It's good to know that a few intrepid lawyers are still more interested in representing the downtrodden than in fame or fortune.

Friday, February 06, 2004

10th Circuit Upholds Exclusion of Testimony that Zoloft Caused Suicide

The Tenth Circuit has published a decision upholding the trial court's exclusion of testimony from a neuropsychopharmacologist who opined that Zoloft caused a teen's suicide. The appellants' main argument on appeal was that the trial court did not sufficiently permit the expert to respond to critiques of his testimony. On first reading, our impression is that the opinion may confuse substantive testimony, as to which failures of pretrial disclosure may warrant preclusive sanctions under Fed. R. Civ. P. 37(c), with material offered to established admissibility under Fed. R. Evid. 104(a), to which no comparable disclosure requirements apply. We may have more to say about this opinion after more careful review. See Miller v. Pfizer, Inc., No. 02-3092 (10th Cir. Feb. 4, 2004) (Ebel, Anderson, & Hartz, JJ.).

Thursday, February 05, 2004

Why Rules Against Student Gum-Chewing Fail Rational Basis Scrutiny

The February 9 edition of the New Yorker reports on a controlled study undertaken by Dr. Kenneth Allen, a professor of dentistry at NYU, establishing beyond reasonable scientific peradventure that chewing gum in class will raise your dental anatomy grade from a C+ to a B-.

Wrigley's sugarless gum, that is, because this is dental school, after all.

Wednesday, February 04, 2004

Update on Lead in D.C. Water

Per today's Washington Post: "The D.C. Water and Sewer Authority fired a high-ranking manager last year who had repeatedly warned top agency officials and federal authorities of lead contamination in the city's tap water before tests last summer revealed that the lead exceeded federal limits in thousands of homes."

Tuesday, February 03, 2004

New Atom 0.3 Feed for Blog 702

Because Blogger now makes it for us, automatically, we have added a new Atom feed -- really simpler syndication, from the Blogger patron's point of view. Those who favor the witty teasers in our manually prepared RSS feed may continue to indulge their preference.

Intelligence and Scientism

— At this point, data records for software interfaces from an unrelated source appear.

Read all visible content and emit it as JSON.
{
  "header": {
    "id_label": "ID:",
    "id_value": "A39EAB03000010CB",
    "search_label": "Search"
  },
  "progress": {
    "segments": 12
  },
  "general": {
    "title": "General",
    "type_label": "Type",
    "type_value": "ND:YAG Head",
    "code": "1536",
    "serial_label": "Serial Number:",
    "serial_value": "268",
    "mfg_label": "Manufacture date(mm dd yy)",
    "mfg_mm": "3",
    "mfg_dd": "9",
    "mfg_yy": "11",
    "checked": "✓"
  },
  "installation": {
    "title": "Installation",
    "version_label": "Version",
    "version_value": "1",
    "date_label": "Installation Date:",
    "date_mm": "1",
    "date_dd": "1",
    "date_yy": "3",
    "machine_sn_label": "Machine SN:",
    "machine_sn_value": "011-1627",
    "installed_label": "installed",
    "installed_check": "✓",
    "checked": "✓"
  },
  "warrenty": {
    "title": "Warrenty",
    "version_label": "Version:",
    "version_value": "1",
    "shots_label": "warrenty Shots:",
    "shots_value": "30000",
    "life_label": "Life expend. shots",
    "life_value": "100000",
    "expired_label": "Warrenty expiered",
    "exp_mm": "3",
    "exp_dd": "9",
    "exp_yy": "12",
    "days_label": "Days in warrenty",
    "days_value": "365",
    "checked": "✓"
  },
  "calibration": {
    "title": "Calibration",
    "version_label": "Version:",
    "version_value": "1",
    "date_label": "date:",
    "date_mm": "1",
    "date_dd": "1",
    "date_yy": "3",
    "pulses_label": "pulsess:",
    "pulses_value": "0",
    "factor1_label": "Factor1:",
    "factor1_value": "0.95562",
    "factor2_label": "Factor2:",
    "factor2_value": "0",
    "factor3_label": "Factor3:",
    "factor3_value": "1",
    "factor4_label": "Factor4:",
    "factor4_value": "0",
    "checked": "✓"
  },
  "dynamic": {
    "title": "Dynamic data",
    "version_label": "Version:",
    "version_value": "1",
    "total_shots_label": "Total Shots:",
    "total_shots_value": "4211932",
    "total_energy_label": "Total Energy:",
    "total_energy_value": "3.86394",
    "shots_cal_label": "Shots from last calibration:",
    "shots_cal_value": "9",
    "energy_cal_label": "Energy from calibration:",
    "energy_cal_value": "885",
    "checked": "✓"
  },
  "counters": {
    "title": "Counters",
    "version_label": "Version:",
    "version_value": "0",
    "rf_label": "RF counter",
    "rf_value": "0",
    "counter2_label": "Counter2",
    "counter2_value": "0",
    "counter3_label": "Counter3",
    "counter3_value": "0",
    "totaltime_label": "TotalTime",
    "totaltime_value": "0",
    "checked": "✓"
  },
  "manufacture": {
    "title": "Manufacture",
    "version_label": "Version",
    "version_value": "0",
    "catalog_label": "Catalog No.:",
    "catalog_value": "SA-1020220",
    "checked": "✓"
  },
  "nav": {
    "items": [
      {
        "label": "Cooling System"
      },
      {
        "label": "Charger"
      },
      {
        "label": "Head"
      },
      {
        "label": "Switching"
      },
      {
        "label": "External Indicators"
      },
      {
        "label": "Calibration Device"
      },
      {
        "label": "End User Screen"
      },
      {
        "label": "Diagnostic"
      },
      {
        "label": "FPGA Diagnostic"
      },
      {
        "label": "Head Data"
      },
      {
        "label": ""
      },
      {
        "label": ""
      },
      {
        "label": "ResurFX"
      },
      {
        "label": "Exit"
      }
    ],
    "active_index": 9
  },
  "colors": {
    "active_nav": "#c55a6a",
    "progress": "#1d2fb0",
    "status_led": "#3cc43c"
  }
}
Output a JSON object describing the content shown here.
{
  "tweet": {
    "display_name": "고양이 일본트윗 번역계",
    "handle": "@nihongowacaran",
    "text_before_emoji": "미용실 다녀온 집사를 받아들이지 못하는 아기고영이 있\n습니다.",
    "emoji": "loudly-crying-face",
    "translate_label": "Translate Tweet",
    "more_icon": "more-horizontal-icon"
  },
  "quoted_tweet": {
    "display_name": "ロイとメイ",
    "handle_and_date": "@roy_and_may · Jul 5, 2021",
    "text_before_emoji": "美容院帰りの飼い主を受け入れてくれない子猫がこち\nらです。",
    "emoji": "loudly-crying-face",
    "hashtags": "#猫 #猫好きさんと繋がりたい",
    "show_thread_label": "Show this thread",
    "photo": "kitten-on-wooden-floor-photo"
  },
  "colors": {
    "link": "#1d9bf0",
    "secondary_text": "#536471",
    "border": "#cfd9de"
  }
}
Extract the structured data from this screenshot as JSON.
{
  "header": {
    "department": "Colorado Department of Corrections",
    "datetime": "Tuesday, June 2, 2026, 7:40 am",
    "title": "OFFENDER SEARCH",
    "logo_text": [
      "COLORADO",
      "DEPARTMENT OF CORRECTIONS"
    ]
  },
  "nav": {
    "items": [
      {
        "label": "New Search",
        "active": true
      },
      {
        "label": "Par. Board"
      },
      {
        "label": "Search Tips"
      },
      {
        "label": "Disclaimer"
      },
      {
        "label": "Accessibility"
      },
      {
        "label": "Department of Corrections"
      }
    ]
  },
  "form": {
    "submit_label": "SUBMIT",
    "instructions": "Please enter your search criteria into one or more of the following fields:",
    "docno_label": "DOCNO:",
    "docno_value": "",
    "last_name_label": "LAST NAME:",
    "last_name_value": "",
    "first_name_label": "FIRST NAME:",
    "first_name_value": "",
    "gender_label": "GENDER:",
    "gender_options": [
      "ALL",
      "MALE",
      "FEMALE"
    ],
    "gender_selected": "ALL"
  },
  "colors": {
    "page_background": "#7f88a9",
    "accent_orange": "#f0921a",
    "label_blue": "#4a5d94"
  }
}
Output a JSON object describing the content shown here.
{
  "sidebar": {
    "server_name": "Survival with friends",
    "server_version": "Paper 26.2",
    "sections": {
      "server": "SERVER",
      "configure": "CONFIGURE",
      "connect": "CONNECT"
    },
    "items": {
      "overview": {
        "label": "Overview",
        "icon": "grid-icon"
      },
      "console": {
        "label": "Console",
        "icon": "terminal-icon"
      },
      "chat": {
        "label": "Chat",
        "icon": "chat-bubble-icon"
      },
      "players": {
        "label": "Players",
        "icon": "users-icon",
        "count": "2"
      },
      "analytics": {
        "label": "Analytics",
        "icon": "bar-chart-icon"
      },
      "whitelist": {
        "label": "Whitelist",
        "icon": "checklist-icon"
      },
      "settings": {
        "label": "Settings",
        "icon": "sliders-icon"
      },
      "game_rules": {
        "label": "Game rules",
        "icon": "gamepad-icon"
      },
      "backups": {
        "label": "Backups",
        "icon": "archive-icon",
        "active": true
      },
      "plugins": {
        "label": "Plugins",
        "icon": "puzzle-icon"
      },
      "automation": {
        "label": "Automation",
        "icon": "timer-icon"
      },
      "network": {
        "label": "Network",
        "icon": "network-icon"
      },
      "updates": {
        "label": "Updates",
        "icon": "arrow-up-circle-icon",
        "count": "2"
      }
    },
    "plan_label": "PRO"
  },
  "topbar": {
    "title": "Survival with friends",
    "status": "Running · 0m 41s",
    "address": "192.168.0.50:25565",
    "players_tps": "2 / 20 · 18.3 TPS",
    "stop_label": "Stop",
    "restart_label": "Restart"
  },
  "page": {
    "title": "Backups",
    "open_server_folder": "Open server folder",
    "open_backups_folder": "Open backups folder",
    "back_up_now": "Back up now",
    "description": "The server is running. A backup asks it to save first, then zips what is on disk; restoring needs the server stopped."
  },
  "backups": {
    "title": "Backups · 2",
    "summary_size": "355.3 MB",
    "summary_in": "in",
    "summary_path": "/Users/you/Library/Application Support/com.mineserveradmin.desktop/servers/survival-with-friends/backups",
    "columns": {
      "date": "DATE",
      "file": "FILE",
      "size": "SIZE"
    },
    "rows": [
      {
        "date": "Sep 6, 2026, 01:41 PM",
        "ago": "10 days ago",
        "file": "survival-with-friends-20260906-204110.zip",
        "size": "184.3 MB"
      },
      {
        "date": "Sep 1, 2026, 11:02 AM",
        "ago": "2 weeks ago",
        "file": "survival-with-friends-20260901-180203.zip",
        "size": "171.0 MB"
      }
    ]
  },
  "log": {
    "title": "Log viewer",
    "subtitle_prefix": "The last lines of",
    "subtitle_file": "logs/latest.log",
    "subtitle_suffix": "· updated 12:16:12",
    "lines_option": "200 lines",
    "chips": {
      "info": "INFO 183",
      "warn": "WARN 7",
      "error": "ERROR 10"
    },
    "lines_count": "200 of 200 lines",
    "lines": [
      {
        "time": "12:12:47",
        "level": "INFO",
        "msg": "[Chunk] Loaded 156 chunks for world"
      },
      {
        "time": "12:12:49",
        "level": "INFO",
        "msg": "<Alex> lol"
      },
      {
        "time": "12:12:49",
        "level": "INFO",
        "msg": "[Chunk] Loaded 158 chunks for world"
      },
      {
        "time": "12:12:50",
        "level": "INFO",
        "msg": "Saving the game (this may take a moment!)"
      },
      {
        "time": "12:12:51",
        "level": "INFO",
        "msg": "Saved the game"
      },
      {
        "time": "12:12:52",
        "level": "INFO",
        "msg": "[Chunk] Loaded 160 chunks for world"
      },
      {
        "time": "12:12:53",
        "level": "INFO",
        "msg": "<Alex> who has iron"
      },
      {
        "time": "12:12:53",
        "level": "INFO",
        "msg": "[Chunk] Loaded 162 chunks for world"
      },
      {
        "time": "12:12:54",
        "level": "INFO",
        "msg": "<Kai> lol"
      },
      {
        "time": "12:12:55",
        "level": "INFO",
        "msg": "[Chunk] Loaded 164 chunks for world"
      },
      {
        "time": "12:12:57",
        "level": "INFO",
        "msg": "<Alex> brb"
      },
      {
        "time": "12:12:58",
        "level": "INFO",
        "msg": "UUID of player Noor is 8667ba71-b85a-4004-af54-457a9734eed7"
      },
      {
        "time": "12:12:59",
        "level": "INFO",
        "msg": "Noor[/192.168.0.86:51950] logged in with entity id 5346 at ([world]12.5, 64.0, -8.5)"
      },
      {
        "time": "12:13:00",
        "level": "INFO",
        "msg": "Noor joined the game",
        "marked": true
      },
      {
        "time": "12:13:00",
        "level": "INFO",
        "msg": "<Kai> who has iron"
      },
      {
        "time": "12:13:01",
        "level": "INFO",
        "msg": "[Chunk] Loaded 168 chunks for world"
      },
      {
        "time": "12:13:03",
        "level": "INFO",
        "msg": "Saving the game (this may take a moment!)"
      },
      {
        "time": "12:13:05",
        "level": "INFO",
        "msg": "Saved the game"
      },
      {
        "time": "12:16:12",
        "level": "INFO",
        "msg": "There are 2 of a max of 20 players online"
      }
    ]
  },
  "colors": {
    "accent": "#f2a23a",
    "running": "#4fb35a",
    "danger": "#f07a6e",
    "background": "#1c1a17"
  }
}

Today's NYT Op-Ed piece by David Brooks ("The C.I.A.: Method and Madness") is worth a read. In more than one area of human inquiry, bureaucracies have built false auras of scientistic prestige from whatever ramshackle techniques happen to have been available, in local intellectual toolsheds whose inventory may owe as much to unexamined custom as to any rational design. This may even happen, sometimes, at universities.

Sunday, February 01, 2004

Recap of Federal Appellate Decisions in January

January was one of the busiest months on record for federal appellate courts addressing Daubert questions, with sixteen decisions handed down, including eight published ones. Little new ground was broken, except perhaps in United States v. Casas, No. 02-1623 (1st Cir. Jan. 20, 2004) (excluding "overview" evidence by law enforcement officer). But some longstanding statistical trends continued. The Fourth Circuit, for example, has yet to reverse a decision excluding expert evidence in this millennium, having affirmed on 26 of 26 occasions. Over the same time period, meanwhile, the Sixth Circuit has yet to reverse a decision admitting expert evidence, affirming such rulings 27 out of 27 times.
Fed. R. Evid. 702: If scientific, technical, or other specialized knowledge will assist the trier of fact to understand the evidence or to determine a fact in issue, a witness qualified as an expert by knowledge, skill, experience, training, or education, may testify thereto in the form of an opinion or otherwise, if (1) the testimony is based upon sufficient facts or data, (2) the testimony is the product of reliable principles and methods, and (3) the witness has applied the principles and methods reliably to the facts of the case.